by Jeff Switzer
The Woodinville City Council voted 5-2 last week to allow batting cages as a conditional use in the industrial zone, but the process to open a batting cage business has only just begun for William and Kathleen McClean, who sought the revision.
The change allows applications for conditional-use permits for that type of business, but conditions put on the business, should it locate in the sexually oriented business overlay district (SOBOD), would prevent use by children under the age of 18.
The McCleans' goal was to open a business for use primarily by youth, and they have been unable to find a space large enough for their needs in the commercial zone, driving them into the industrial zone, where nearly five percent of Woodinville's land area has been designated as open to adult entertainment businesses.
In voting for the measure, Councilmember Lucy DeYoung cited the city's family-based population, noting that it has the youngest age group on the Eastside.
"I see recreation and batting practice as the type of activity we want people to be involved in," she said. "You need a big facility with space, and the only type of building like that is in the industrial zone. There's no facility like this in the commercial zone."
The McCLeans had been looking at the former Greenbaum furniture warehouse located within the SOBOD, but in order for them to locate there, there will either have to be a change in the recently passed ordinance, a change to the SOBOD ordinance, or a zoning code change.
"This change does not give them free reign," said Deputy Mayor Don Brocha. "It gives the council and the applicant options and choices. They can locate in the commercial area, the industrial area and stay open to 18 and older, or they can ask for a zoning code change or a change to the SOBOD ordinance."
Originally, city staff and the fire district had recommended against allowing the use in the industrial zone, citing the displacement of industrial land base needed for economic development and the hazardous activity in the area.
However, the Planning Commission recommended approval subject to conditions, such as not locating adjacent to high hazard industrial occupancies; not locating within the SOBOD if open to children under 18; signage regulation; adult supervision of children under 15; no on-site food preparation; and limited retail space.
Those conditions appeared to put the minds of most councilmembers at ease, though Barbara Solberg and Marsha Engel expressed their opinions to the contrary and voted against the measure.
"Our staff and the fire department had done an excellent analysis of the objections to locating a recreational business within the industrial and SOBOD zones, and we really needed to heed that," Solberg said.

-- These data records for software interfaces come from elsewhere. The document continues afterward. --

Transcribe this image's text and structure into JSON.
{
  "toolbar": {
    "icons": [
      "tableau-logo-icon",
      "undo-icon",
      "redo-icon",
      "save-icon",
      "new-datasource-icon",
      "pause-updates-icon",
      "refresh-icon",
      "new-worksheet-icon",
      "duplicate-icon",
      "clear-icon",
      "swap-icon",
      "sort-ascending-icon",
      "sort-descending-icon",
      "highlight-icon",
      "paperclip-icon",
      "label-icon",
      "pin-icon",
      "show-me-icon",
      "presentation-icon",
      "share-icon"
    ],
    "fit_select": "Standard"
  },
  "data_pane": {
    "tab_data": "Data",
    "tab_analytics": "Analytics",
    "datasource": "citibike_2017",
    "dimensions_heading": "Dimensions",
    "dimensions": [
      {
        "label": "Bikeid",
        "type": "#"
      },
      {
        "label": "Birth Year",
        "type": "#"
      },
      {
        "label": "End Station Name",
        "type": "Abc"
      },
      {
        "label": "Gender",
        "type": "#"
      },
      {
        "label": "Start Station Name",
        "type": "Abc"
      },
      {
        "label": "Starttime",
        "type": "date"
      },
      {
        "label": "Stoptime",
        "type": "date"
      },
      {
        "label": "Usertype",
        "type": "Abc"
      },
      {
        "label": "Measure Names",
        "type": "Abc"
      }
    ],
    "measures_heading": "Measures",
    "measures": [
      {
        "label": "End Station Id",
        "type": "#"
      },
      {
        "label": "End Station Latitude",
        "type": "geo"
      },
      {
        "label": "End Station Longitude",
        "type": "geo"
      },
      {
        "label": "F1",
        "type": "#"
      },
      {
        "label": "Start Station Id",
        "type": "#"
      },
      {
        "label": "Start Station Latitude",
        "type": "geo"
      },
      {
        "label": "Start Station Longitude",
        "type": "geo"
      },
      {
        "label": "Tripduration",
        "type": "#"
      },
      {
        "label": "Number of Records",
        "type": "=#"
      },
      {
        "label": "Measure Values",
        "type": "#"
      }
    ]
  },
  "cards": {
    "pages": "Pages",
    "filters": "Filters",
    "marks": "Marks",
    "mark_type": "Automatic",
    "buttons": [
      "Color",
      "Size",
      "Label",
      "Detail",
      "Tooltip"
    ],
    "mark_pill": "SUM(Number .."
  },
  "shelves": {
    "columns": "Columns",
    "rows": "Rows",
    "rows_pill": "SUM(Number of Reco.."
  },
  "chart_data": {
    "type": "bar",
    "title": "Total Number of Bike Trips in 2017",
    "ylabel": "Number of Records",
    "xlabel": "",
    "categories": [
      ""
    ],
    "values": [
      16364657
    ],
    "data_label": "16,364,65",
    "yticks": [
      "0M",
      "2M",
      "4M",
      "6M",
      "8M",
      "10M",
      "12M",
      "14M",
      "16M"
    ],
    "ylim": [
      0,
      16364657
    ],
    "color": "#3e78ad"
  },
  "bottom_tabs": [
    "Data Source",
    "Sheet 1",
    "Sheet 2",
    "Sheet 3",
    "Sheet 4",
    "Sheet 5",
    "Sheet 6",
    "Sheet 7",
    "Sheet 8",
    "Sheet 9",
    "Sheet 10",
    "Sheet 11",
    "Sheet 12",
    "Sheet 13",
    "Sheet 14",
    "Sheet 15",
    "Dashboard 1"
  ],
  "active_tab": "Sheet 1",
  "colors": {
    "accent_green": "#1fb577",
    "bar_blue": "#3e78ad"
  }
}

She added that the city shouldn't be acting as a quasi-real-estate agency and that the business is for profit and not only for kids. "As long as there's the potential for children to be there, we are responsible for their health, safety, and well-being."